Neoconservatism's damaging fetish of American hegemony, and its hothouse climate of fear, must yield to either a more pragmatic - though amoral - realpolitik; an ethical internationalist approach in which foreign policy is genuinely designed for its global benefits; or a truly libertarian foreign policy which would entail keeping U.S. noses out of other states' business, and vice versa.
Recent decisions to withdraw from Fallujah, to allow the imminently sovereign Iraqi government the right to reject foreign military occupation, to resume contacts with Libya, and to allow left-wing governments in Venezuela and Brazil to go their own ways (despite a somewhat half-hearted CIA effort in one case) indicate departures from a strict neoconservative line. Where these departures will end up is still uncertain.
Reagan's greatest achievement in foreign policy was to overrule the inflexible hostility of the neoconservatives towards the Soviet Union, and to refuse to be quite as alarmed by it as they would wish. Instead, his rapprochement with Mikhail Gorbachev and their moves towards nuclear disarmament -- in 1986 at Reykjavik Reagan even suggested scrapping nuclear weapons entirely -- show a man who did not see imminent threats in every dark corner. (If only the same view had applied to Latin America.) Allied to this was a wise avoidance of major military engagements which preserved intact the deterrent power of the U.S. military to protect itself and its democratic allies. For all his anti-Soviet rhetoric, he realised that defense was the best form of attack.
George W. Bush's main achievement, to date, has been only rhetorical, in recognizing that building alliances with intolerant or authoritarian regimes was and is a mistake if you are after promoting FAD. His extensive deployment of U.S. military power has revealed that such power is a means rather than an end. If, indeed, it proves possible to create democracies from scratch by means of military force, his idealistic view of nation-building may become yet another celebrated philosophy in foreign policy, a sort of purified neoconservatism.
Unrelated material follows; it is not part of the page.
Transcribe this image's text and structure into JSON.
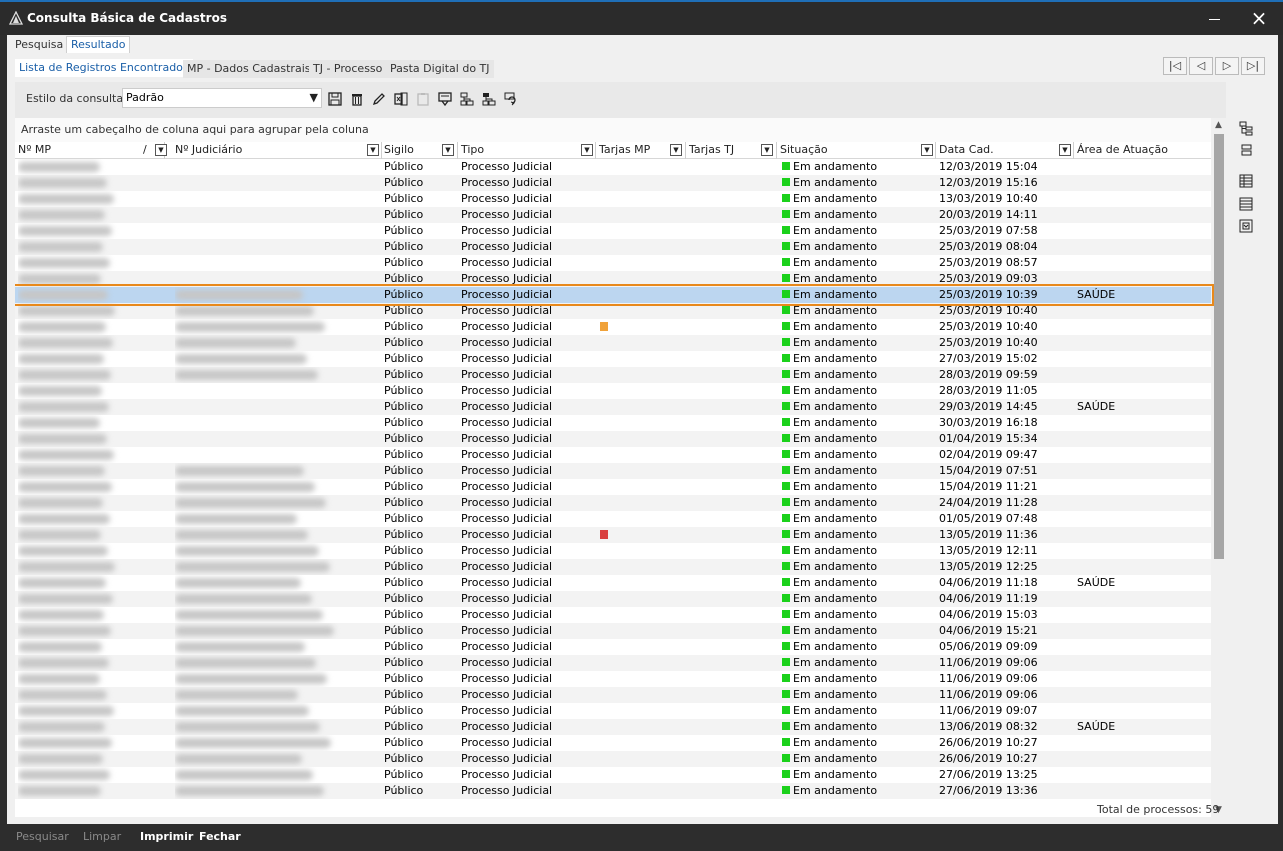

Until then, let us hope that the neoconservatives do not discover any more mortal enemies to be defeated, because the cost of one more such victory may be more than we can stand.
One thought arising: what would have happened if in 1985 the Kremlin had selected a neo-Stalinist hard-liner, rather than the reformist Gorbachev? Someone who reacted more rashly to Reagan's military buildup, and who was not afraid to respond by raising the temperature of the Cold War? Would the USSR have violently imploded at some point, or precipitated widespread conflict in an economically degenerating and rebellious Eastern Europe and Baltic? Reagan took his opportunity well, but he was lucky to have such an opportunity: no amount of speech-making on his part could have persuaded another Brezhnev to relax his grip on absolute power.